A few days ago I added a must read link to Michael Wolff’s New York Magazine article, A Life Worth Ending. It’s an eye-opening piece, detailing long drawn-out decline of his mother. Check it out — it really is a must read.
For our parents there are no easy end-of-life answers. Those of us with older moms and dads still living active and full lives are lucky, but one only has to sit in a Starbucks or linger near the water cooler at work to hear frightening and very sad stories. No one wants to die the long drawn-out way as a helpless invalid,
The single conclusion that I reach is less about my parents lives — we can’t turn the clock back — than it is about my own. At some time in my life, if I reach an advanced age, I need to make some clear and thoughtful decisions about how much medical care I will use … or not use.
Two Quotes from Wolff’s Article to Make You Want to Read More
— By promoting longevity and technologically inhibiting death, we have created a new biological status held by an ever-growing part of the nation, a no-exit state that persists longer and longer, one that is nearly as remote from life as death, but which, unlike death, requires vast service, indentured servitude really, and resources.
— The traditional exits, of a sudden heart attack, of dying in one’s sleep, of unreasonably dropping dead in the street, of even a terminal illness, are now exotic ways of going. The longer you live the longer it will take to die. The better you have lived the worse you may die. The healthier you are—through careful diet, diligent exercise, and attentive medical scrutiny—the harder it is to die.
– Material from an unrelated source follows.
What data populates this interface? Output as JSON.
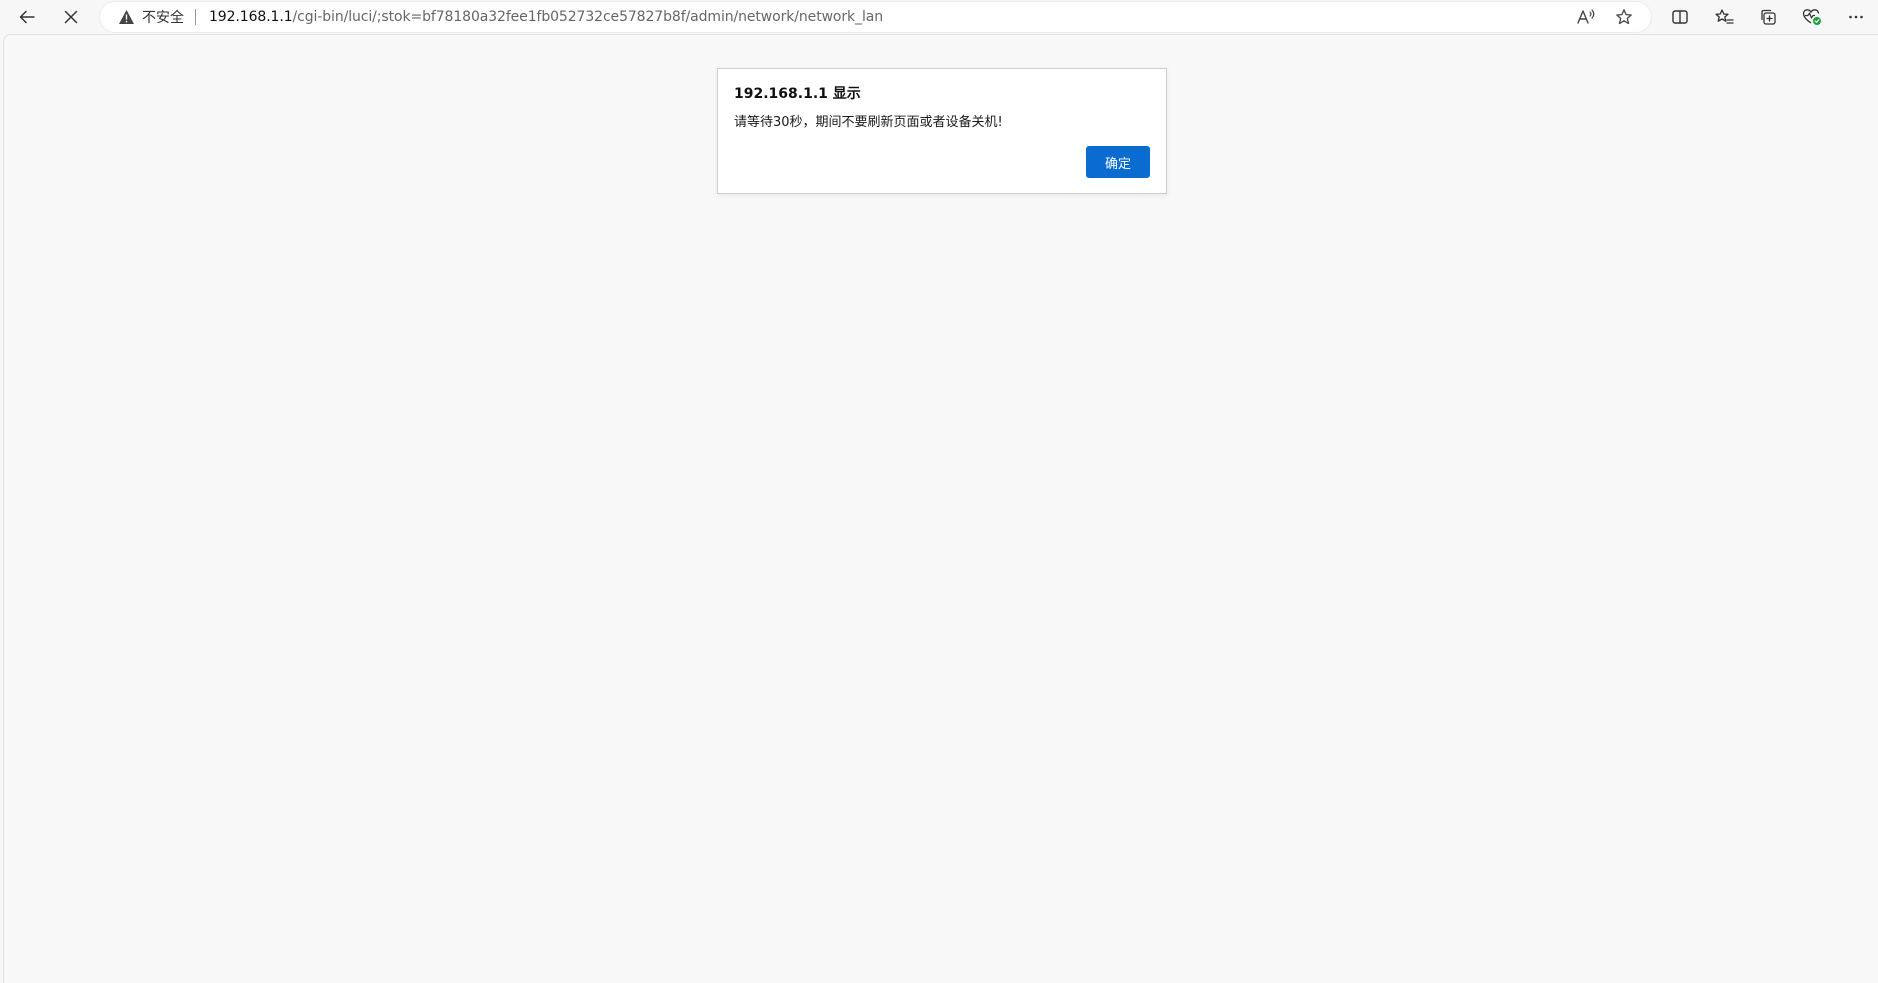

Part of the advance in life expectancy is that we have technologically inhibited the ultimate event. We have fought natural causes to almost a draw.